◆ **Aim of the exercise**
From the first line to the last, write out the records below exactly as they appear.

^^^^

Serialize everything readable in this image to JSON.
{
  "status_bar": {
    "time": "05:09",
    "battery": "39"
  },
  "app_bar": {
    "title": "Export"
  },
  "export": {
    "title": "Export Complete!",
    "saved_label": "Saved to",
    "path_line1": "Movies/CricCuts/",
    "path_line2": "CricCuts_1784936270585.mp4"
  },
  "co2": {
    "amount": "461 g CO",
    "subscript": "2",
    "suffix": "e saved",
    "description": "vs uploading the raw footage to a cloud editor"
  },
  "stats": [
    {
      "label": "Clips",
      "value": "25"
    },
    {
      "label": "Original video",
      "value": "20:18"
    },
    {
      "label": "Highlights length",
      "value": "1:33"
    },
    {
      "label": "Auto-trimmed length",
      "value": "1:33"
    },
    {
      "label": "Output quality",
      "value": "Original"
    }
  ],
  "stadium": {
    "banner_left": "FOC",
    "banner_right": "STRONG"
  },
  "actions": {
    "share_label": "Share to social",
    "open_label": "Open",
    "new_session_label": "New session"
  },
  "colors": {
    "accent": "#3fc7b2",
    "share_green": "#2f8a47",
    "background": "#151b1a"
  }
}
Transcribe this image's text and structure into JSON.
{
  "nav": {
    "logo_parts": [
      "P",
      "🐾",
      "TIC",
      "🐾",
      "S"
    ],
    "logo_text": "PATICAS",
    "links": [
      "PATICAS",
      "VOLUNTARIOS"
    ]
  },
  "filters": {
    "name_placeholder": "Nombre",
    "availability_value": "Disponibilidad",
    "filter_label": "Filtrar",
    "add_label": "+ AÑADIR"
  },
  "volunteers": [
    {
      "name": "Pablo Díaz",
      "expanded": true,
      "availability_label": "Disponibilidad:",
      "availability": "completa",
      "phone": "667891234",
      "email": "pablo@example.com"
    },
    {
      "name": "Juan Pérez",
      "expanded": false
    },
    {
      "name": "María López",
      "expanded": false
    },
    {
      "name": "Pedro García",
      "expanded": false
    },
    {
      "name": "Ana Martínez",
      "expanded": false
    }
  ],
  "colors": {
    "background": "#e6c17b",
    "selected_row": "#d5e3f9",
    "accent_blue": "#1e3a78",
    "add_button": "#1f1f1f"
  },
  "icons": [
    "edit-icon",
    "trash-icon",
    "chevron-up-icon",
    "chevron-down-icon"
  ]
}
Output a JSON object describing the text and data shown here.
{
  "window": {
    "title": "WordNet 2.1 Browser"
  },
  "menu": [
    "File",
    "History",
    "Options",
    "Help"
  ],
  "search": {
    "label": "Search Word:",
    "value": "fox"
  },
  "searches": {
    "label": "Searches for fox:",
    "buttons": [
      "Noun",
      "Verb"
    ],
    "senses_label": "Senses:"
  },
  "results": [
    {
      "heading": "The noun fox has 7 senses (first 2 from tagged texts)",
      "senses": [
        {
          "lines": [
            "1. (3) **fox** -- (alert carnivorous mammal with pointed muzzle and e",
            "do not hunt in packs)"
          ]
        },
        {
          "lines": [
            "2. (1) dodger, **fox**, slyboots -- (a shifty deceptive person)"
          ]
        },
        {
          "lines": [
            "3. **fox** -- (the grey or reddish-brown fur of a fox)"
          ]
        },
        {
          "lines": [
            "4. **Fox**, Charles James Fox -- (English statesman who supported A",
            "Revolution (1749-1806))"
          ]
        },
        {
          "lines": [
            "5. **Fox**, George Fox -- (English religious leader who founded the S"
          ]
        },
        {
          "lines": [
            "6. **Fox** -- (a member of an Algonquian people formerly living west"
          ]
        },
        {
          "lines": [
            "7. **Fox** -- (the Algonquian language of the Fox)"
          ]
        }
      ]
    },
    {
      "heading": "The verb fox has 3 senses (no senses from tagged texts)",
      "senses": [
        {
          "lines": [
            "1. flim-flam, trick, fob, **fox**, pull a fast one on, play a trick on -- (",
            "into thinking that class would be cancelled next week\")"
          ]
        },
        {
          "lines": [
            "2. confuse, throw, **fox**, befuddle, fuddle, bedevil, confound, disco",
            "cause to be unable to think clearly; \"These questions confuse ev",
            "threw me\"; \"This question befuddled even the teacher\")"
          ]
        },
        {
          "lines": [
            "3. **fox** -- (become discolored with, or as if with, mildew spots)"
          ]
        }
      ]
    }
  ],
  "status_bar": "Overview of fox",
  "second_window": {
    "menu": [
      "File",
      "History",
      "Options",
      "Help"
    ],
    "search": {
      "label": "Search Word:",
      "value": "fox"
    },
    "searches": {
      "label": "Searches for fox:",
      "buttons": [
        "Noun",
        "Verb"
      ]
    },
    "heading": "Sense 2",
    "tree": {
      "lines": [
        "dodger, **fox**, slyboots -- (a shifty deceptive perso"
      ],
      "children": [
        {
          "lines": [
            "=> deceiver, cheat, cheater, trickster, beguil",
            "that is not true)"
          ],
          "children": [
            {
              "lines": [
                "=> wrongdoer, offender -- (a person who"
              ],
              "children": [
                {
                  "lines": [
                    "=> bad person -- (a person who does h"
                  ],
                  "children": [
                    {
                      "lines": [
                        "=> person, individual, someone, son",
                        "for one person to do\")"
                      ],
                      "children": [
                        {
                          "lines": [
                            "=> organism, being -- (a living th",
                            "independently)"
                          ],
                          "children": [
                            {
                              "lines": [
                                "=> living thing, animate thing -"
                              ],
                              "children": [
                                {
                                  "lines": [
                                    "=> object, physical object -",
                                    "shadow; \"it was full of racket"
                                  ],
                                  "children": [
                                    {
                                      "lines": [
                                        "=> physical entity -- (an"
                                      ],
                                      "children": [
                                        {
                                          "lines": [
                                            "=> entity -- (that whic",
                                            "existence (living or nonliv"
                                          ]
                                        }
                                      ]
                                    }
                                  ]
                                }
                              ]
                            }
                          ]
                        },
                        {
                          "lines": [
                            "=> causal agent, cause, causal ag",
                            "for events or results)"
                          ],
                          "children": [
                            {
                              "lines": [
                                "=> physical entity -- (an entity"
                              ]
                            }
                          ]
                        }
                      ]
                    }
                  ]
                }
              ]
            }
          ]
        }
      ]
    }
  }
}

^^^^

◆ **Solution to this exercise**
Serialize everything readable in this image to JSON.
{
  "status_bar": {
    "time": "05:09",
    "battery": "39"
  },
  "app_bar": {
    "title": "Export"
  },
  "export": {
    "title": "Export Complete!",
    "saved_label": "Saved to",
    "path_line1": "Movies/CricCuts/",
    "path_line2": "CricCuts_1784936270585.mp4"
  },
  "co2": {
    "amount": "461 g CO",
    "subscript": "2",
    "suffix": "e saved",
    "description": "vs uploading the raw footage to a cloud editor"
  },
  "stats": [
    {
      "label": "Clips",
      "value": "25"
    },
    {
      "label": "Original video",
      "value": "20:18"
    },
    {
      "label": "Highlights length",
      "value": "1:33"
    },
    {
      "label": "Auto-trimmed length",
      "value": "1:33"
    },
    {
      "label": "Output quality",
      "value": "Original"
    }
  ],
  "stadium": {
    "banner_left": "FOC",
    "banner_right": "STRONG"
  },
  "actions": {
    "share_label": "Share to social",
    "open_label": "Open",
    "new_session_label": "New session"
  },
  "colors": {
    "accent": "#3fc7b2",
    "share_green": "#2f8a47",
    "background": "#151b1a"
  }
}
Transcribe this image's text and structure into JSON.
{
  "nav": {
    "logo_parts": [
      "P",
      "🐾",
      "TIC",
      "🐾",
      "S"
    ],
    "logo_text": "PATICAS",
    "links": [
      "PATICAS",
      "VOLUNTARIOS"
    ]
  },
  "filters": {
    "name_placeholder": "Nombre",
    "availability_value": "Disponibilidad",
    "filter_label": "Filtrar",
    "add_label": "+ AÑADIR"
  },
  "volunteers": [
    {
      "name": "Pablo Díaz",
      "expanded": true,
      "availability_label": "Disponibilidad:",
      "availability": "completa",
      "phone": "667891234",
      "email": "pablo@example.com"
    },
    {
      "name": "Juan Pérez",
      "expanded": false
    },
    {
      "name": "María López",
      "expanded": false
    },
    {
      "name": "Pedro García",
      "expanded": false
    },
    {
      "name": "Ana Martínez",
      "expanded": false
    }
  ],
  "colors": {
    "background": "#e6c17b",
    "selected_row": "#d5e3f9",
    "accent_blue": "#1e3a78",
    "add_button": "#1f1f1f"
  },
  "icons": [
    "edit-icon",
    "trash-icon",
    "chevron-up-icon",
    "chevron-down-icon"
  ]
}
Output a JSON object describing the text and data shown here.
{
  "window": {
    "title": "WordNet 2.1 Browser"
  },
  "menu": [
    "File",
    "History",
    "Options",
    "Help"
  ],
  "search": {
    "label": "Search Word:",
    "value": "fox"
  },
  "searches": {
    "label": "Searches for fox:",
    "buttons": [
      "Noun",
      "Verb"
    ],
    "senses_label": "Senses:"
  },
  "results": [
    {
      "heading": "The noun fox has 7 senses (first 2 from tagged texts)",
      "senses": [
        {
          "lines": [
            "1. (3) **fox** -- (alert carnivorous mammal with pointed muzzle and e",
            "do not hunt in packs)"
          ]
        },
        {
          "lines": [
            "2. (1) dodger, **fox**, slyboots -- (a shifty deceptive person)"
          ]
        },
        {
          "lines": [
            "3. **fox** -- (the grey or reddish-brown fur of a fox)"
          ]
        },
        {
          "lines": [
            "4. **Fox**, Charles James Fox -- (English statesman who supported A",
            "Revolution (1749-1806))"
          ]
        },
        {
          "lines": [
            "5. **Fox**, George Fox -- (English religious leader who founded the S"
          ]
        },
        {
          "lines": [
            "6. **Fox** -- (a member of an Algonquian people formerly living west"
          ]
        },
        {
          "lines": [
            "7. **Fox** -- (the Algonquian language of the Fox)"
          ]
        }
      ]
    },
    {
      "heading": "The verb fox has 3 senses (no senses from tagged texts)",
      "senses": [
        {
          "lines": [
            "1. flim-flam, trick, fob, **fox**, pull a fast one on, play a trick on -- (",
            "into thinking that class would be cancelled next week\")"
          ]
        },
        {
          "lines": [
            "2. confuse, throw, **fox**, befuddle, fuddle, bedevil, confound, disco",
            "cause to be unable to think clearly; \"These questions confuse ev",
            "threw me\"; \"This question befuddled even the teacher\")"
          ]
        },
        {
          "lines": [
            "3. **fox** -- (become discolored with, or as if with, mildew spots)"
          ]
        }
      ]
    }
  ],
  "status_bar": "Overview of fox",
  "second_window": {
    "menu": [
      "File",
      "History",
      "Options",
      "Help"
    ],
    "search": {
      "label": "Search Word:",
      "value": "fox"
    },
    "searches": {
      "label": "Searches for fox:",
      "buttons": [
        "Noun",
        "Verb"
      ]
    },
    "heading": "Sense 2",
    "tree": {
      "lines": [
        "dodger, **fox**, slyboots -- (a shifty deceptive perso"
      ],
      "children": [
        {
          "lines": [
            "=> deceiver, cheat, cheater, trickster, beguil",
            "that is not true)"
          ],
          "children": [
            {
              "lines": [
                "=> wrongdoer, offender -- (a person who"
              ],
              "children": [
                {
                  "lines": [
                    "=> bad person -- (a person who does h"
                  ],
                  "children": [
                    {
                      "lines": [
                        "=> person, individual, someone, son",
                        "for one person to do\")"
                      ],
                      "children": [
                        {
                          "lines": [
                            "=> organism, being -- (a living th",
                            "independently)"
                          ],
                          "children": [
                            {
                              "lines": [
                                "=> living thing, animate thing -"
                              ],
                              "children": [
                                {
                                  "lines": [
                                    "=> object, physical object -",
                                    "shadow; \"it was full of racket"
                                  ],
                                  "children": [
                                    {
                                      "lines": [
                                        "=> physical entity -- (an"
                                      ],
                                      "children": [
                                        {
                                          "lines": [
                                            "=> entity -- (that whic",
                                            "existence (living or nonliv"
                                          ]
                                        }
                                      ]
                                    }
                                  ]
                                }
                              ]
                            }
                          ]
                        },
                        {
                          "lines": [
                            "=> causal agent, cause, causal ag",
                            "for events or results)"
                          ],
                          "children": [
                            {
                              "lines": [
                                "=> physical entity -- (an entity"
                              ]
                            }
                          ]
                        }
                      ]
                    }
                  ]
                }
              ]
            }
          ]
        }
      ]
    }
  }
}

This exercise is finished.